Health insurers might have to put standardized, detailed information about their relationship with a troubled federal risk management program, the risk corridors program, in their financial reports for the first quarter of 2016.
A body that helps set accounting rules for U.S. insurers, the Statutory Accounting Principles Working Group, is rushing to get new risk corridors program reporting requirements in place as quickly as possible.
The working group, part of the Financial Condition Committee at the National Association of Insurance Commissioners (NAIC), is putting a draft of the new reporting requirements, Statement of Statutory Accounting Principles (SSAP) Number 107, through a shortened version of the usual public comment process. Comments on the draft are due Jan. 15.
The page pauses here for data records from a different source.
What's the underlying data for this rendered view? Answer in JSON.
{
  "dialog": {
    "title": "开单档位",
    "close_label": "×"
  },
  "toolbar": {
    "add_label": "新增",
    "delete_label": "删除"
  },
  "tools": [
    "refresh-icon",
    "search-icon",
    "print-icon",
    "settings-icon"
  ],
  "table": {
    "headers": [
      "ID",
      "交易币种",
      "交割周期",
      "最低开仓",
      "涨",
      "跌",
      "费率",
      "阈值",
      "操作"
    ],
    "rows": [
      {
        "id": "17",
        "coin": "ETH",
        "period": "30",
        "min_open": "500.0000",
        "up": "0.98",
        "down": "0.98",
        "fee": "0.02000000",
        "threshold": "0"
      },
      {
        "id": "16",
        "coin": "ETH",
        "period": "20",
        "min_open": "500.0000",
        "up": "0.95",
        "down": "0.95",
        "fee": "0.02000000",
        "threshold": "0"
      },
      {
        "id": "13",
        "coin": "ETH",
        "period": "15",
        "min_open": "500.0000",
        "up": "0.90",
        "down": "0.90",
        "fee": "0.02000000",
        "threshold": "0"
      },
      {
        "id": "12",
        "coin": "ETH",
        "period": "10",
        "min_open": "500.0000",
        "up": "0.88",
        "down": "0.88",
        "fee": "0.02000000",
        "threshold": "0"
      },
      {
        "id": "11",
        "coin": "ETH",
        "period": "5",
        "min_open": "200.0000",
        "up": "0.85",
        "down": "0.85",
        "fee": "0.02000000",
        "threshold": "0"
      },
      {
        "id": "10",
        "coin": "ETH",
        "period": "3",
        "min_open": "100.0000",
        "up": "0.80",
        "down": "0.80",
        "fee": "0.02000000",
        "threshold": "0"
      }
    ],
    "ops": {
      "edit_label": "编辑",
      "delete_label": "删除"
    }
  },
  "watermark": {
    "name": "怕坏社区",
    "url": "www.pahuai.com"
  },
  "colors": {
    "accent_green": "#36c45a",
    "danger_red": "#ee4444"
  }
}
The draft would require insurers to show how much cash they have actually gotten from or paid into the risk corridors program; how much they think they should be getting from or paying into the program; and any risk corridors program amounts they have kept out of their financial reports because of collectability concerns or other concerns.
Regulators say problems with understanding the risk corridors program have caused headaches for some established insurers, and contributed to a wave of failures at small health insurers, pushing what once looked like attractive individual coverage options out of the market.